» WORK TO COMPLETE
Exact copies of all the entries are needed.

(DATA FOR PROCESSING begins)

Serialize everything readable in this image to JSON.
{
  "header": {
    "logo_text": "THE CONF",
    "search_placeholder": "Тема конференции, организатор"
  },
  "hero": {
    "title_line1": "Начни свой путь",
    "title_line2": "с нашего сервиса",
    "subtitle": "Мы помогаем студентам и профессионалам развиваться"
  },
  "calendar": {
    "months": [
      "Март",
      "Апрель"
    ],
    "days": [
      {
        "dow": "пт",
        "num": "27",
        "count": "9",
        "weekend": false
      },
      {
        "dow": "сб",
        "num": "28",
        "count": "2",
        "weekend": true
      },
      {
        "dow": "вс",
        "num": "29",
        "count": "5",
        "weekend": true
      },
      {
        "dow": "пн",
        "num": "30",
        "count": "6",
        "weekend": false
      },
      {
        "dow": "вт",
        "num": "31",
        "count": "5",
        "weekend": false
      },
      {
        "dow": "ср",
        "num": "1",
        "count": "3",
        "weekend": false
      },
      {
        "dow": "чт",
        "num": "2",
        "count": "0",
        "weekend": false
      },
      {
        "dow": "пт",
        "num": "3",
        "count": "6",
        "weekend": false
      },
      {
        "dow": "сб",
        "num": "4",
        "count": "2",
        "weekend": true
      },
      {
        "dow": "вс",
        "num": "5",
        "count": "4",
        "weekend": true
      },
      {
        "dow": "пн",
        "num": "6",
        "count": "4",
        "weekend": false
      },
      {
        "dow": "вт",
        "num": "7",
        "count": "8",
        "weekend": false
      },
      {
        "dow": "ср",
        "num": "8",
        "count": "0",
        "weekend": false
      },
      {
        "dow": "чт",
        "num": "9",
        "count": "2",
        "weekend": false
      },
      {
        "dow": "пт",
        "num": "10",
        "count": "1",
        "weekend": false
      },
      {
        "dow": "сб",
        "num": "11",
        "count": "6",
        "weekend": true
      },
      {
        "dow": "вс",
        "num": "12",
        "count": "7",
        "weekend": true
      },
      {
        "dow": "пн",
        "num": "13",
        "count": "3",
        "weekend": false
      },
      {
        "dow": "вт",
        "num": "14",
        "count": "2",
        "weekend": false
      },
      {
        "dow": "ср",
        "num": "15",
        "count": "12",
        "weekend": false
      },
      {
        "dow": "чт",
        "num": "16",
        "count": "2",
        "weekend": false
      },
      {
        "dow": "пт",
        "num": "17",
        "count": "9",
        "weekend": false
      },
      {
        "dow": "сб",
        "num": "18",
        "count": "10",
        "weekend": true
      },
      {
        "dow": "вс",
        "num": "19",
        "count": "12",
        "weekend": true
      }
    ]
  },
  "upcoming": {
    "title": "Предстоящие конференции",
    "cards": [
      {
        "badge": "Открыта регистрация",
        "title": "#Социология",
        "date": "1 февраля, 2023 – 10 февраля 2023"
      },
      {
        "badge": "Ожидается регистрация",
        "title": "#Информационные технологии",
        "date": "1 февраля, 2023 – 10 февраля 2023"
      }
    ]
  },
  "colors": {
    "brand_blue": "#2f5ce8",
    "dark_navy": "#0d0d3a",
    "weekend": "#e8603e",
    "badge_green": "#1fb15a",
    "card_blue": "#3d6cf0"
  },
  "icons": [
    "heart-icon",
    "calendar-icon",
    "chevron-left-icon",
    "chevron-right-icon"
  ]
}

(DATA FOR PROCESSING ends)

» ANSWER FOR THIS EXERCISE
Serialize everything readable in this image to JSON.
{
  "header": {
    "logo_text": "THE CONF",
    "search_placeholder": "Тема конференции, организатор"
  },
  "hero": {
    "title_line1": "Начни свой путь",
    "title_line2": "с нашего сервиса",
    "subtitle": "Мы помогаем студентам и профессионалам развиваться"
  },
  "calendar": {
    "months": [
      "Март",
      "Апрель"
    ],
    "days": [
      {
        "dow": "пт",
        "num": "27",
        "count": "9",
        "weekend": false
      },
      {
        "dow": "сб",
        "num": "28",
        "count": "2",
        "weekend": true
      },
      {
        "dow": "вс",
        "num": "29",
        "count": "5",
        "weekend": true
      },
      {
        "dow": "пн",
        "num": "30",
        "count": "6",
        "weekend": false
      },
      {
        "dow": "вт",
        "num": "31",
        "count": "5",
        "weekend": false
      },
      {
        "dow": "ср",
        "num": "1",
        "count": "3",
        "weekend": false
      },
      {
        "dow": "чт",
        "num": "2",
        "count": "0",
        "weekend": false
      },
      {
        "dow": "пт",
        "num": "3",
        "count": "6",
        "weekend": false
      },
      {
        "dow": "сб",
        "num": "4",
        "count": "2",
        "weekend": true
      },
      {
        "dow": "вс",
        "num": "5",
        "count": "4",
        "weekend": true
      },
      {
        "dow": "пн",
        "num": "6",
        "count": "4",
        "weekend": false
      },
      {
        "dow": "вт",
        "num": "7",
        "count": "8",
        "weekend": false
      },
      {
        "dow": "ср",
        "num": "8",
        "count": "0",
        "weekend": false
      },
      {
        "dow": "чт",
        "num": "9",
        "count": "2",
        "weekend": false
      },
      {
        "dow": "пт",
        "num": "10",
        "count": "1",
        "weekend": false
      },
      {
        "dow": "сб",
        "num": "11",
        "count": "6",
        "weekend": true
      },
      {
        "dow": "вс",
        "num": "12",
        "count": "7",
        "weekend": true
      },
      {
        "dow": "пн",
        "num": "13",
        "count": "3",
        "weekend": false
      },
      {
        "dow": "вт",
        "num": "14",
        "count": "2",
        "weekend": false
      },
      {
        "dow": "ср",
        "num": "15",
        "count": "12",
        "weekend": false
      },
      {
        "dow": "чт",
        "num": "16",
        "count": "2",
        "weekend": false
      },
      {
        "dow": "пт",
        "num": "17",
        "count": "9",
        "weekend": false
      },
      {
        "dow": "сб",
        "num": "18",
        "count": "10",
        "weekend": true
      },
      {
        "dow": "вс",
        "num": "19",
        "count": "12",
        "weekend": true
      }
    ]
  },
  "upcoming": {
    "title": "Предстоящие конференции",
    "cards": [
      {
        "badge": "Открыта регистрация",
        "title": "#Социология",
        "date": "1 февраля, 2023 – 10 февраля 2023"
      },
      {
        "badge": "Ожидается регистрация",
        "title": "#Информационные технологии",
        "date": "1 февраля, 2023 – 10 февраля 2023"
      }
    ]
  },
  "colors": {
    "brand_blue": "#2f5ce8",
    "dark_navy": "#0d0d3a",
    "weekend": "#e8603e",
    "badge_green": "#1fb15a",
    "card_blue": "#3d6cf0"
  },
  "icons": [
    "heart-icon",
    "calendar-icon",
    "chevron-left-icon",
    "chevron-right-icon"
  ]
}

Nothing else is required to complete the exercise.